Important is, however, that the draft new law requires a concrete corruptive agreement.  This means that the benefit has to be accepted and granted as a consideration for the HCP's concrete preferring of the product or service of the one granting the benefit or for a concrete violation of the HCP's duties.

A person violating the draft new criminal provision may be liable to imprisonment up to three years or a fine – similar to the already existing fines for corruption in the private sector.  In case the offender acts commercially (i.e. in order to generate ongoing revenues) or the benefit is of a very high value, the criminal act may be sanctioned with imprisonment up to five years.  One may already act commercially when acting for a commercial company.  The increased penalty may, according to the draft reasons of the ministry of justice, also apply if the criminal action causes a significant risk to a patient's health.

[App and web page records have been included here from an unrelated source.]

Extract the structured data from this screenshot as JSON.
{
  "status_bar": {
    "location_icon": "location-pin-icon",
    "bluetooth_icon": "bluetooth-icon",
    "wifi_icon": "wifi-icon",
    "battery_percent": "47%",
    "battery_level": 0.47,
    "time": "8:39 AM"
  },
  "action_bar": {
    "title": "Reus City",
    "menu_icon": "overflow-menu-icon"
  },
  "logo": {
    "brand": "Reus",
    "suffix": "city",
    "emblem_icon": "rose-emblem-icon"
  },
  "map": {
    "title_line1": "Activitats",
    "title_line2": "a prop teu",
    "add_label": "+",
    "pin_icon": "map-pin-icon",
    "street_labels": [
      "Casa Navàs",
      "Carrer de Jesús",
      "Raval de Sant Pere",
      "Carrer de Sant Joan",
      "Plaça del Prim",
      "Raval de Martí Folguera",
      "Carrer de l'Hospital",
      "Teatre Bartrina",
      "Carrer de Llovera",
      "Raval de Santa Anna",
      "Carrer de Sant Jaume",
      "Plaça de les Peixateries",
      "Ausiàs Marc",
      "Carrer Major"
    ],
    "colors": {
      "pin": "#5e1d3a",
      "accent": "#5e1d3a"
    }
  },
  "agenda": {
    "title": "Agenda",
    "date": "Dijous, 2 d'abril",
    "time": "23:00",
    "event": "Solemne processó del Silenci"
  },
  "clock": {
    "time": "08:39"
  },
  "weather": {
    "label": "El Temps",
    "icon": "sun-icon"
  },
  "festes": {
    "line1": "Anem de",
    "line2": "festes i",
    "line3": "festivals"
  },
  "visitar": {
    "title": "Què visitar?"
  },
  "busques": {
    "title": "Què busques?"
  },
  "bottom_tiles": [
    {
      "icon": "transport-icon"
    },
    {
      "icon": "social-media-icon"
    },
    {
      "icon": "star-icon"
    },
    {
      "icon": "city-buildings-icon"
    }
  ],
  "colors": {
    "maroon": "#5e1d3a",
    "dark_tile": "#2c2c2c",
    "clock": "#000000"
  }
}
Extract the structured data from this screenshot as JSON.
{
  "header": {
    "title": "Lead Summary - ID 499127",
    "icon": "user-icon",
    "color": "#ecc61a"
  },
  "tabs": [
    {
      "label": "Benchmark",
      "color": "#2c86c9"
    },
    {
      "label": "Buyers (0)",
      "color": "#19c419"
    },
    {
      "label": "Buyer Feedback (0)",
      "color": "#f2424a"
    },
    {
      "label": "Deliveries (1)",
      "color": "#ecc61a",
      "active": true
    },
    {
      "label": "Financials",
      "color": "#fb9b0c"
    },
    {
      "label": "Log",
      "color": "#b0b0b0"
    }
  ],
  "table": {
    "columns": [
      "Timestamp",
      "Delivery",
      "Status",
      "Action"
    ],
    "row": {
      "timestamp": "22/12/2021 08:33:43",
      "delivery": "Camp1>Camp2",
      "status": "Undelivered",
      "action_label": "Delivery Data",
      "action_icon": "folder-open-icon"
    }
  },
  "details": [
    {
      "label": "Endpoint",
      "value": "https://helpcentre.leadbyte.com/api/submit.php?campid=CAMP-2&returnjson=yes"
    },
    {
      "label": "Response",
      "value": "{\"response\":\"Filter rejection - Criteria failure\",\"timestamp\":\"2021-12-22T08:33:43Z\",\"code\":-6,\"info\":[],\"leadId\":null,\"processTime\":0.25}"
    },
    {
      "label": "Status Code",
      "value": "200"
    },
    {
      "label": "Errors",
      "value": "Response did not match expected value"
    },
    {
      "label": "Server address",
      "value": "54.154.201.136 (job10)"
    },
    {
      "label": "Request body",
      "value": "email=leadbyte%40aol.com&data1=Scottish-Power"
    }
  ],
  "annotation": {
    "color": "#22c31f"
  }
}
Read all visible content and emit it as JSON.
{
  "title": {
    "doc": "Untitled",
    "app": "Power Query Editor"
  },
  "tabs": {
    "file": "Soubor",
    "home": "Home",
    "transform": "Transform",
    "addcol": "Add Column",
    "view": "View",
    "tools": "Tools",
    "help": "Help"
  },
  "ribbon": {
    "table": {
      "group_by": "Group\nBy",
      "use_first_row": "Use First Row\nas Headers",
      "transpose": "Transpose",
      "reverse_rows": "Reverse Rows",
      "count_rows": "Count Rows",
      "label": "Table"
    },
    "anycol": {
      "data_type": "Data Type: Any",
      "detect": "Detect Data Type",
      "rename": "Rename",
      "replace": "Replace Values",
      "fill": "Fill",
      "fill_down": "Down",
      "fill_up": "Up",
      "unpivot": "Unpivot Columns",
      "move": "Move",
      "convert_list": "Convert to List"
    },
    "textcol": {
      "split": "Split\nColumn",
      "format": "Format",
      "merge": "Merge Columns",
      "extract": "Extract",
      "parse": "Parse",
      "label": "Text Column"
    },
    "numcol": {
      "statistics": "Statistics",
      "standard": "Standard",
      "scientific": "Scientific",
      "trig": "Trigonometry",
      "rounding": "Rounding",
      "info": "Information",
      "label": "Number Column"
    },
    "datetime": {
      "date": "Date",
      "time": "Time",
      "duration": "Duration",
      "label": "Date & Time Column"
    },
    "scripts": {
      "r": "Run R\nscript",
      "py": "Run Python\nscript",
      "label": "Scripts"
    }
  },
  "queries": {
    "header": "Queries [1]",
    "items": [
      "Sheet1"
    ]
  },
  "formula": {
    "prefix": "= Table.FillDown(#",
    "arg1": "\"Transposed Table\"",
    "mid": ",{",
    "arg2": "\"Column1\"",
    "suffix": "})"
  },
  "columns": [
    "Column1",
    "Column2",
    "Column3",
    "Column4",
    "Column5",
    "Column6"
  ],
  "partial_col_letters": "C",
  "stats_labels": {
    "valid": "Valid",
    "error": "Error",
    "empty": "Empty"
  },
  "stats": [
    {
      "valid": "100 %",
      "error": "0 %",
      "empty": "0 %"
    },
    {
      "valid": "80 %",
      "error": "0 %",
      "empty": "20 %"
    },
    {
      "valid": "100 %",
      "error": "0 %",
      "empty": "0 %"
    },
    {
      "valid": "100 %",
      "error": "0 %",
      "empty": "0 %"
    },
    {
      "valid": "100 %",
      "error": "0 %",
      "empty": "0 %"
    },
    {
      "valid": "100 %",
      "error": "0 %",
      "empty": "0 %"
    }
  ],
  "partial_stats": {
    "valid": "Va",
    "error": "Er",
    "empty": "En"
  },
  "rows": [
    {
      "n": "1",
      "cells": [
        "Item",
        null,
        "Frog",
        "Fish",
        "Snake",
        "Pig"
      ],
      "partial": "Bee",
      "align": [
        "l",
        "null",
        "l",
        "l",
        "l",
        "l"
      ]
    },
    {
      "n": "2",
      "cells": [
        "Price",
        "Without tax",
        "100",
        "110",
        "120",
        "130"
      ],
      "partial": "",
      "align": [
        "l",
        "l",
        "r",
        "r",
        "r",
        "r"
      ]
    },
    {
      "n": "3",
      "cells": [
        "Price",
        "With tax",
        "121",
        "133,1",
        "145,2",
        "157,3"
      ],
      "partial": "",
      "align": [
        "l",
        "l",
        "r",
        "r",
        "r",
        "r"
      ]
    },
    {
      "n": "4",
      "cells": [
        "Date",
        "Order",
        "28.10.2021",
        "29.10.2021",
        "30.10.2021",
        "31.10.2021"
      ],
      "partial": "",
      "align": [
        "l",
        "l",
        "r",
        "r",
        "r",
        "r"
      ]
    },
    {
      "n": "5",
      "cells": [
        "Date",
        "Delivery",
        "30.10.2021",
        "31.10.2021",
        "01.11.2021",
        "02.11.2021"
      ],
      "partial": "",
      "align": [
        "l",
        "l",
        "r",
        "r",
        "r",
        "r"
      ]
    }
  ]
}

The violation of the draft new criminal provision shall only be prosecuted if there is a respective request or in case of particular public interest.  All violated parties may request the prosecution.  These are in case of a preference in the competition, the competitors; patients shall only be allowed to request prosecution if their right of a treatment which is not influenced by undue benefits and which is oriented at the patient's benefit is violated.  Sick funds may also only be allowed to request prosecution provided that the corruptive agreement violates duties of the HCP which exist with respect to the sick funds.  Moreover, the professional chambers of the HCP as well as any professional association which represents the interests of violated parties in the competition, may request prosecution.